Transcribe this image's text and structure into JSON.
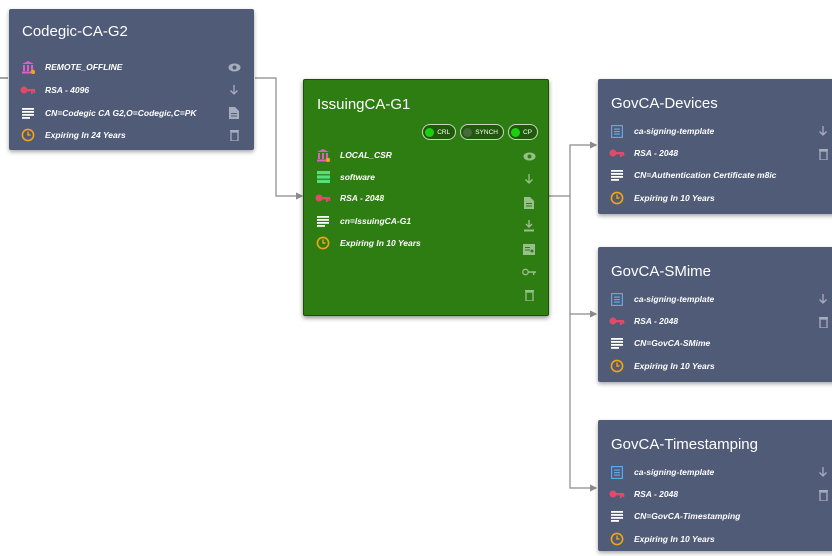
{
  "colors": {
    "card_bg": "#4f5b77",
    "selected_card_bg": "#2e7d12",
    "connector": "#8a8a8a",
    "key_icon": "#e04b6a",
    "clock_icon": "#f2a316",
    "bank_icon": "#e05fc6",
    "template_icon": "#5fa7e8",
    "status_on": "#1bd10f"
  },
  "nodes": {
    "root": {
      "title": "Codegic-CA-G2",
      "rows": [
        {
          "icon": "bank-icon",
          "text": "REMOTE_OFFLINE"
        },
        {
          "icon": "key-icon",
          "text": "RSA - 4096"
        },
        {
          "icon": "lines-icon",
          "text": "CN=Codegic CA G2,O=Codegic,C=PK"
        },
        {
          "icon": "clock-icon",
          "text": "Expiring In 24 Years"
        }
      ],
      "actions": [
        "eye-icon",
        "download-arrow-icon",
        "document-icon",
        "trash-icon"
      ]
    },
    "issuing": {
      "title": "IssuingCA-G1",
      "status_pills": [
        {
          "label": "CRL",
          "active": true
        },
        {
          "label": "SYNCH",
          "active": false
        },
        {
          "label": "CP",
          "active": true
        }
      ],
      "rows": [
        {
          "icon": "bank-icon",
          "text": "LOCAL_CSR"
        },
        {
          "icon": "storage-icon",
          "text": "software"
        },
        {
          "icon": "key-icon",
          "text": "RSA - 2048"
        },
        {
          "icon": "lines-icon",
          "text": "cn=IssuingCA-G1"
        },
        {
          "icon": "clock-icon",
          "text": "Expiring In 10 Years"
        }
      ],
      "actions": [
        "eye-icon",
        "download-arrow-icon",
        "document-icon",
        "export-icon",
        "certificate-icon",
        "key-icon",
        "trash-icon"
      ]
    },
    "devices": {
      "title": "GovCA-Devices",
      "rows": [
        {
          "icon": "template-icon",
          "text": "ca-signing-template"
        },
        {
          "icon": "key-icon",
          "text": "RSA - 2048"
        },
        {
          "icon": "lines-icon",
          "text": "CN=Authentication Certificate m8ic"
        },
        {
          "icon": "clock-icon",
          "text": "Expiring In 10 Years"
        }
      ],
      "actions": [
        "download-arrow-icon",
        "trash-icon"
      ]
    },
    "smime": {
      "title": "GovCA-SMime",
      "rows": [
        {
          "icon": "template-icon",
          "text": "ca-signing-template"
        },
        {
          "icon": "key-icon",
          "text": "RSA - 2048"
        },
        {
          "icon": "lines-icon",
          "text": "CN=GovCA-SMime"
        },
        {
          "icon": "clock-icon",
          "text": "Expiring In 10 Years"
        }
      ],
      "actions": [
        "download-arrow-icon",
        "trash-icon"
      ]
    },
    "timestamping": {
      "title": "GovCA-Timestamping",
      "rows": [
        {
          "icon": "template-icon",
          "text": "ca-signing-template"
        },
        {
          "icon": "key-icon",
          "text": "RSA - 2048"
        },
        {
          "icon": "lines-icon",
          "text": "CN=GovCA-Timestamping"
        },
        {
          "icon": "clock-icon",
          "text": "Expiring In 10 Years"
        }
      ],
      "actions": [
        "download-arrow-icon",
        "trash-icon"
      ]
    }
  }
}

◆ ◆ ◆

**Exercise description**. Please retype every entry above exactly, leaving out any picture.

**Task response**.
Transcribe this image's text and structure into JSON.
{
  "colors": {
    "card_bg": "#4f5b77",
    "selected_card_bg": "#2e7d12",
    "connector": "#8a8a8a",
    "key_icon": "#e04b6a",
    "clock_icon": "#f2a316",
    "bank_icon": "#e05fc6",
    "template_icon": "#5fa7e8",
    "status_on": "#1bd10f"
  },
  "nodes": {
    "root": {
      "title": "Codegic-CA-G2",
      "rows": [
        {
          "icon": "bank-icon",
          "text": "REMOTE_OFFLINE"
        },
        {
          "icon": "key-icon",
          "text": "RSA - 4096"
        },
        {
          "icon": "lines-icon",
          "text": "CN=Codegic CA G2,O=Codegic,C=PK"
        },
        {
          "icon": "clock-icon",
          "text": "Expiring In 24 Years"
        }
      ],
      "actions": [
        "eye-icon",
        "download-arrow-icon",
        "document-icon",
        "trash-icon"
      ]
    },
    "issuing": {
      "title": "IssuingCA-G1",
      "status_pills": [
        {
          "label": "CRL",
          "active": true
        },
        {
          "label": "SYNCH",
          "active": false
        },
        {
          "label": "CP",
          "active": true
        }
      ],
      "rows": [
        {
          "icon": "bank-icon",
          "text": "LOCAL_CSR"
        },
        {
          "icon": "storage-icon",
          "text": "software"
        },
        {
          "icon": "key-icon",
          "text": "RSA - 2048"
        },
        {
          "icon": "lines-icon",
          "text": "cn=IssuingCA-G1"
        },
        {
          "icon": "clock-icon",
          "text": "Expiring In 10 Years"
        }
      ],
      "actions": [
        "eye-icon",
        "download-arrow-icon",
        "document-icon",
        "export-icon",
        "certificate-icon",
        "key-icon",
        "trash-icon"
      ]
    },
    "devices": {
      "title": "GovCA-Devices",
      "rows": [
        {
          "icon": "template-icon",
          "text": "ca-signing-template"
        },
        {
          "icon": "key-icon",
          "text": "RSA - 2048"
        },
        {
          "icon": "lines-icon",
          "text": "CN=Authentication Certificate m8ic"
        },
        {
          "icon": "clock-icon",
          "text": "Expiring In 10 Years"
        }
      ],
      "actions": [
        "download-arrow-icon",
        "trash-icon"
      ]
    },
    "smime": {
      "title": "GovCA-SMime",
      "rows": [
        {
          "icon": "template-icon",
          "text": "ca-signing-template"
        },
        {
          "icon": "key-icon",
          "text": "RSA - 2048"
        },
        {
          "icon": "lines-icon",
          "text": "CN=GovCA-SMime"
        },
        {
          "icon": "clock-icon",
          "text": "Expiring In 10 Years"
        }
      ],
      "actions": [
        "download-arrow-icon",
        "trash-icon"
      ]
    },
    "timestamping": {
      "title": "GovCA-Timestamping",
      "rows": [
        {
          "icon": "template-icon",
          "text": "ca-signing-template"
        },
        {
          "icon": "key-icon",
          "text": "RSA - 2048"
        },
        {
          "icon": "lines-icon",
          "text": "CN=GovCA-Timestamping"
        },
        {
          "icon": "clock-icon",
          "text": "Expiring In 10 Years"
        }
      ],
      "actions": [
        "download-arrow-icon",
        "trash-icon"
      ]
    }
  }
}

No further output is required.